### DIRECTIONS FOR THIS TASK:
Would you please write out each entry that follows, exactly as written?
----- SOURCE DATA -----
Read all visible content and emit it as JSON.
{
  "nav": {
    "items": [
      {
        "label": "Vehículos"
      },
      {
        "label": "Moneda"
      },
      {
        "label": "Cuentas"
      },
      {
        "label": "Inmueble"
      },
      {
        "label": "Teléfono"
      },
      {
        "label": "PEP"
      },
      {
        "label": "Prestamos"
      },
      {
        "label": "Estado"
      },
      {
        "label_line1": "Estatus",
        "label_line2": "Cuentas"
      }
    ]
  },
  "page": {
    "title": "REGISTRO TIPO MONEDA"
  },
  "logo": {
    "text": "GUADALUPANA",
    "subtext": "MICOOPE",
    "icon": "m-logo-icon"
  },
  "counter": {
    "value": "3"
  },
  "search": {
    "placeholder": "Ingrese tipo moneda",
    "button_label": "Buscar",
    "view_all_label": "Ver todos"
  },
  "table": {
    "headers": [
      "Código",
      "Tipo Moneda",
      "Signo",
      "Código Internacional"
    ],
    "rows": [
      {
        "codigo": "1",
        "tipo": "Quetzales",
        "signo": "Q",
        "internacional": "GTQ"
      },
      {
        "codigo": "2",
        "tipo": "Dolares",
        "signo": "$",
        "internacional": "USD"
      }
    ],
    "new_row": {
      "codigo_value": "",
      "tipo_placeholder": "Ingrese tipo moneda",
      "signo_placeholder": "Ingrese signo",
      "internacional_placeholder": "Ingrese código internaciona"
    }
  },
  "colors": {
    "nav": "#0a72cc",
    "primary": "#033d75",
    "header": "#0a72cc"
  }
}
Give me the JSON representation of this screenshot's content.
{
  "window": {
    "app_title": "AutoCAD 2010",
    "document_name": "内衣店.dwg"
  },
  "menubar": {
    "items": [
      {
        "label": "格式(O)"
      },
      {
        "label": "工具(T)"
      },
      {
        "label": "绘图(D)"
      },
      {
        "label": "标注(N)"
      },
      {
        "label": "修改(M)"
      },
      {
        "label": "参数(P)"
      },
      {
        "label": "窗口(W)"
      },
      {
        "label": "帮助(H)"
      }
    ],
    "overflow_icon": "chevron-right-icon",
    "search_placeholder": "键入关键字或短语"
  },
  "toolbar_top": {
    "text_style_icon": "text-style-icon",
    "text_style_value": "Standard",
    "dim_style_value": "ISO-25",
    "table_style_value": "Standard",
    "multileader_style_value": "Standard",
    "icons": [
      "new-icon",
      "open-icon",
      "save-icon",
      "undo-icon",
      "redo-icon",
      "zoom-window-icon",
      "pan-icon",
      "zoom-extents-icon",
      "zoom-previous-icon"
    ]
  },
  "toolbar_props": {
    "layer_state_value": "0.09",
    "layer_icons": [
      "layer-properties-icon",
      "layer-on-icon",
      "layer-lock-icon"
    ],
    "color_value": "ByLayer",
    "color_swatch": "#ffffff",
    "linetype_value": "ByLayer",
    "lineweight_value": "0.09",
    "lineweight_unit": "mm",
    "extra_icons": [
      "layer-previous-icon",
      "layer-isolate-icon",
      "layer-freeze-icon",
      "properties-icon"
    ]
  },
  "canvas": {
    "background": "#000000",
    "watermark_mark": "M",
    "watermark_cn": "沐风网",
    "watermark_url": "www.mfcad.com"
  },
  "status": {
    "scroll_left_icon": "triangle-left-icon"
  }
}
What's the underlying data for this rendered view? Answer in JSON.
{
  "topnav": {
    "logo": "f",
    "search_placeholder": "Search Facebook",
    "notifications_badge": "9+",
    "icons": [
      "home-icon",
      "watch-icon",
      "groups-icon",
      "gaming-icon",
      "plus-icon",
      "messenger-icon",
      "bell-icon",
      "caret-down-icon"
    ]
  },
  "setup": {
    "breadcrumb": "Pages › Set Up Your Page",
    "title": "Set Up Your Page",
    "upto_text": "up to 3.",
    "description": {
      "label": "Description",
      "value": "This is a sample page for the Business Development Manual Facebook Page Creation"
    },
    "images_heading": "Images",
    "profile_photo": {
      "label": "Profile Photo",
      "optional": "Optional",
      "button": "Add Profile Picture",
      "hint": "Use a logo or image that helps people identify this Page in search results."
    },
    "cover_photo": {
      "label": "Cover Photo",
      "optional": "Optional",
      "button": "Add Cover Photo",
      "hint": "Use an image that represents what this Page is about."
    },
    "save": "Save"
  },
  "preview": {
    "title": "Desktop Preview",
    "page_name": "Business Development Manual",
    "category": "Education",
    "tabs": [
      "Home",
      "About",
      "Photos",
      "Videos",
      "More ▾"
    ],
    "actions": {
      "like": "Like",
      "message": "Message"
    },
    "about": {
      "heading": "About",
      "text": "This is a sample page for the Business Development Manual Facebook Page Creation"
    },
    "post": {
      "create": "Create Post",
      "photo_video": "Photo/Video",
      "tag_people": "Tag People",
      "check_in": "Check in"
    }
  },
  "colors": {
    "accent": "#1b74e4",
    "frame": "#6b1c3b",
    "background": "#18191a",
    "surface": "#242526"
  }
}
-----
### REPLY TO THE TASK:
Read all visible content and emit it as JSON.
{
  "nav": {
    "items": [
      {
        "label": "Vehículos"
      },
      {
        "label": "Moneda"
      },
      {
        "label": "Cuentas"
      },
      {
        "label": "Inmueble"
      },
      {
        "label": "Teléfono"
      },
      {
        "label": "PEP"
      },
      {
        "label": "Prestamos"
      },
      {
        "label": "Estado"
      },
      {
        "label_line1": "Estatus",
        "label_line2": "Cuentas"
      }
    ]
  },
  "page": {
    "title": "REGISTRO TIPO MONEDA"
  },
  "logo": {
    "text": "GUADALUPANA",
    "subtext": "MICOOPE",
    "icon": "m-logo-icon"
  },
  "counter": {
    "value": "3"
  },
  "search": {
    "placeholder": "Ingrese tipo moneda",
    "button_label": "Buscar",
    "view_all_label": "Ver todos"
  },
  "table": {
    "headers": [
      "Código",
      "Tipo Moneda",
      "Signo",
      "Código Internacional"
    ],
    "rows": [
      {
        "codigo": "1",
        "tipo": "Quetzales",
        "signo": "Q",
        "internacional": "GTQ"
      },
      {
        "codigo": "2",
        "tipo": "Dolares",
        "signo": "$",
        "internacional": "USD"
      }
    ],
    "new_row": {
      "codigo_value": "",
      "tipo_placeholder": "Ingrese tipo moneda",
      "signo_placeholder": "Ingrese signo",
      "internacional_placeholder": "Ingrese código internaciona"
    }
  },
  "colors": {
    "nav": "#0a72cc",
    "primary": "#033d75",
    "header": "#0a72cc"
  }
}
Give me the JSON representation of this screenshot's content.
{
  "window": {
    "app_title": "AutoCAD 2010",
    "document_name": "内衣店.dwg"
  },
  "menubar": {
    "items": [
      {
        "label": "格式(O)"
      },
      {
        "label": "工具(T)"
      },
      {
        "label": "绘图(D)"
      },
      {
        "label": "标注(N)"
      },
      {
        "label": "修改(M)"
      },
      {
        "label": "参数(P)"
      },
      {
        "label": "窗口(W)"
      },
      {
        "label": "帮助(H)"
      }
    ],
    "overflow_icon": "chevron-right-icon",
    "search_placeholder": "键入关键字或短语"
  },
  "toolbar_top": {
    "text_style_icon": "text-style-icon",
    "text_style_value": "Standard",
    "dim_style_value": "ISO-25",
    "table_style_value": "Standard",
    "multileader_style_value": "Standard",
    "icons": [
      "new-icon",
      "open-icon",
      "save-icon",
      "undo-icon",
      "redo-icon",
      "zoom-window-icon",
      "pan-icon",
      "zoom-extents-icon",
      "zoom-previous-icon"
    ]
  },
  "toolbar_props": {
    "layer_state_value": "0.09",
    "layer_icons": [
      "layer-properties-icon",
      "layer-on-icon",
      "layer-lock-icon"
    ],
    "color_value": "ByLayer",
    "color_swatch": "#ffffff",
    "linetype_value": "ByLayer",
    "lineweight_value": "0.09",
    "lineweight_unit": "mm",
    "extra_icons": [
      "layer-previous-icon",
      "layer-isolate-icon",
      "layer-freeze-icon",
      "properties-icon"
    ]
  },
  "canvas": {
    "background": "#000000",
    "watermark_mark": "M",
    "watermark_cn": "沐风网",
    "watermark_url": "www.mfcad.com"
  },
  "status": {
    "scroll_left_icon": "triangle-left-icon"
  }
}
What's the underlying data for this rendered view? Answer in JSON.
{
  "topnav": {
    "logo": "f",
    "search_placeholder": "Search Facebook",
    "notifications_badge": "9+",
    "icons": [
      "home-icon",
      "watch-icon",
      "groups-icon",
      "gaming-icon",
      "plus-icon",
      "messenger-icon",
      "bell-icon",
      "caret-down-icon"
    ]
  },
  "setup": {
    "breadcrumb": "Pages › Set Up Your Page",
    "title": "Set Up Your Page",
    "upto_text": "up to 3.",
    "description": {
      "label": "Description",
      "value": "This is a sample page for the Business Development Manual Facebook Page Creation"
    },
    "images_heading": "Images",
    "profile_photo": {
      "label": "Profile Photo",
      "optional": "Optional",
      "button": "Add Profile Picture",
      "hint": "Use a logo or image that helps people identify this Page in search results."
    },
    "cover_photo": {
      "label": "Cover Photo",
      "optional": "Optional",
      "button": "Add Cover Photo",
      "hint": "Use an image that represents what this Page is about."
    },
    "save": "Save"
  },
  "preview": {
    "title": "Desktop Preview",
    "page_name": "Business Development Manual",
    "category": "Education",
    "tabs": [
      "Home",
      "About",
      "Photos",
      "Videos",
      "More ▾"
    ],
    "actions": {
      "like": "Like",
      "message": "Message"
    },
    "about": {
      "heading": "About",
      "text": "This is a sample page for the Business Development Manual Facebook Page Creation"
    },
    "post": {
      "create": "Create Post",
      "photo_video": "Photo/Video",
      "tag_people": "Tag People",
      "check_in": "Check in"
    }
  },
  "colors": {
    "accent": "#1b74e4",
    "frame": "#6b1c3b",
    "background": "#18191a",
    "surface": "#242526"
  }
}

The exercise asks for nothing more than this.